About this task: Only lines holding "chart" are wanted; copy each of them from the records below.

Provided information below:

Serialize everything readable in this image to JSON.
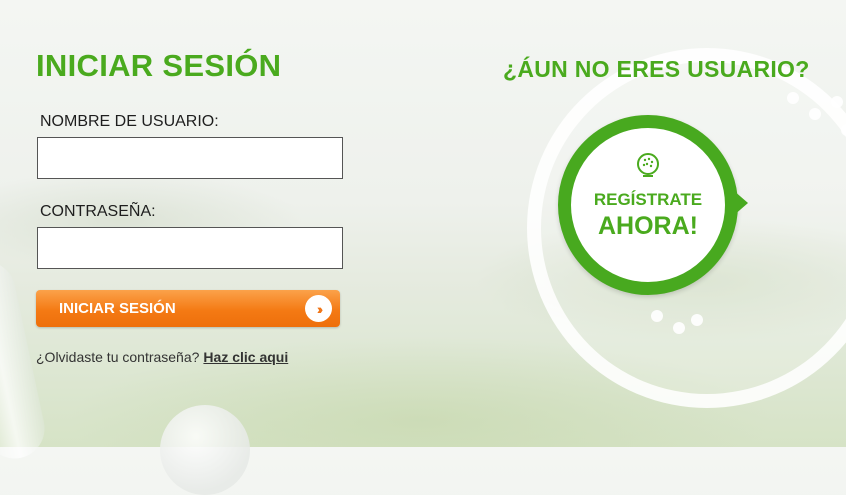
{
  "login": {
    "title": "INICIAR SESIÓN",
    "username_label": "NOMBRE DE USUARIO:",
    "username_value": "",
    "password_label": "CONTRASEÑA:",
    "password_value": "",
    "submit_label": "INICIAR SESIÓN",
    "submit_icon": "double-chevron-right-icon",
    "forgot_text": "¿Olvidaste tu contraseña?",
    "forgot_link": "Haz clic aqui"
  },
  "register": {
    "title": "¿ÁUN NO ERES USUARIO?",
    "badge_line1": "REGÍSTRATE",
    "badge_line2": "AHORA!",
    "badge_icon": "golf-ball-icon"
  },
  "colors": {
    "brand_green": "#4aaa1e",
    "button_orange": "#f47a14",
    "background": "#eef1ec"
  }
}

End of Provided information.
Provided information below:

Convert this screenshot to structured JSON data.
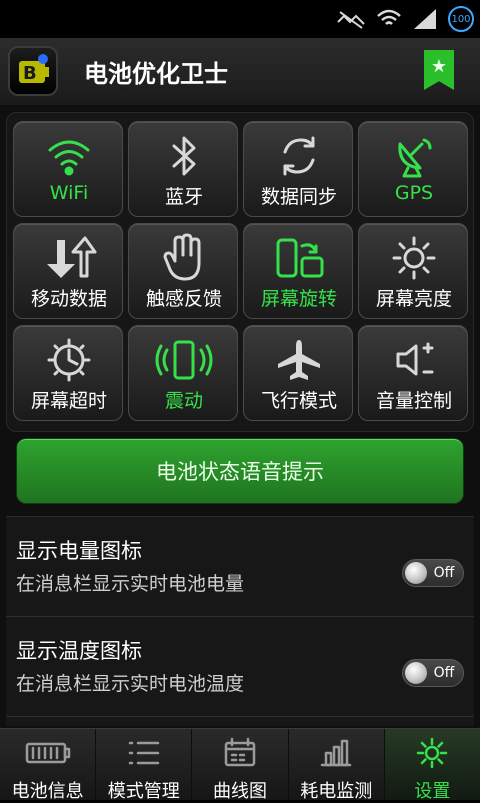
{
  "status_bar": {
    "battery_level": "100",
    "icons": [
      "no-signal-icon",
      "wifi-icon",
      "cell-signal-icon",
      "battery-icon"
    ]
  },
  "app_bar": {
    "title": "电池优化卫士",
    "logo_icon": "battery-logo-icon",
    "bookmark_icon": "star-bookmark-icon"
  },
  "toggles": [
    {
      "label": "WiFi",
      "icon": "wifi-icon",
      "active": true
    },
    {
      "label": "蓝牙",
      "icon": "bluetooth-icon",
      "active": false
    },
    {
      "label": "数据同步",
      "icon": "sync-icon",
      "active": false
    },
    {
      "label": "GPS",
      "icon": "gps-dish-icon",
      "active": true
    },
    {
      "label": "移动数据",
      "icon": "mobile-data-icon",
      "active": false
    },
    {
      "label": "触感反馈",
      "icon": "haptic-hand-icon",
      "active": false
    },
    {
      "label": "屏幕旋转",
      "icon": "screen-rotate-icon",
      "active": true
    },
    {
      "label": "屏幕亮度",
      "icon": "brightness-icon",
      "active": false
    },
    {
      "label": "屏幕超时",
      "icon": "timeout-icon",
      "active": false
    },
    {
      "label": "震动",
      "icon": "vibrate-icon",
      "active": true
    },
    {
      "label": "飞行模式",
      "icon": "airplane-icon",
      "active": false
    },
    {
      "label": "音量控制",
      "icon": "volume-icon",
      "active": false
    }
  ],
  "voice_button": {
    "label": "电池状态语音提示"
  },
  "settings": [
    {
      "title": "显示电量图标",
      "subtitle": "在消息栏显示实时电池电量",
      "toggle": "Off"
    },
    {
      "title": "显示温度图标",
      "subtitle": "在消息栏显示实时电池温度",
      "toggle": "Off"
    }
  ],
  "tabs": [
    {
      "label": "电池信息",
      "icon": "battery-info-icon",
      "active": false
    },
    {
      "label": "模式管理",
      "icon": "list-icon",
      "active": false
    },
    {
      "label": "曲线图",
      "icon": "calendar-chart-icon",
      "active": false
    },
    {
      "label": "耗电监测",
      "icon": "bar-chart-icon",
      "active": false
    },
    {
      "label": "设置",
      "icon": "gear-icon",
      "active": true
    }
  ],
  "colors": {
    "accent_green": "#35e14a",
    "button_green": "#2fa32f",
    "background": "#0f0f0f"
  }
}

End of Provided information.

Output of the exercise:
      "icon": "calendar-chart-icon",
      "icon": "bar-chart-icon",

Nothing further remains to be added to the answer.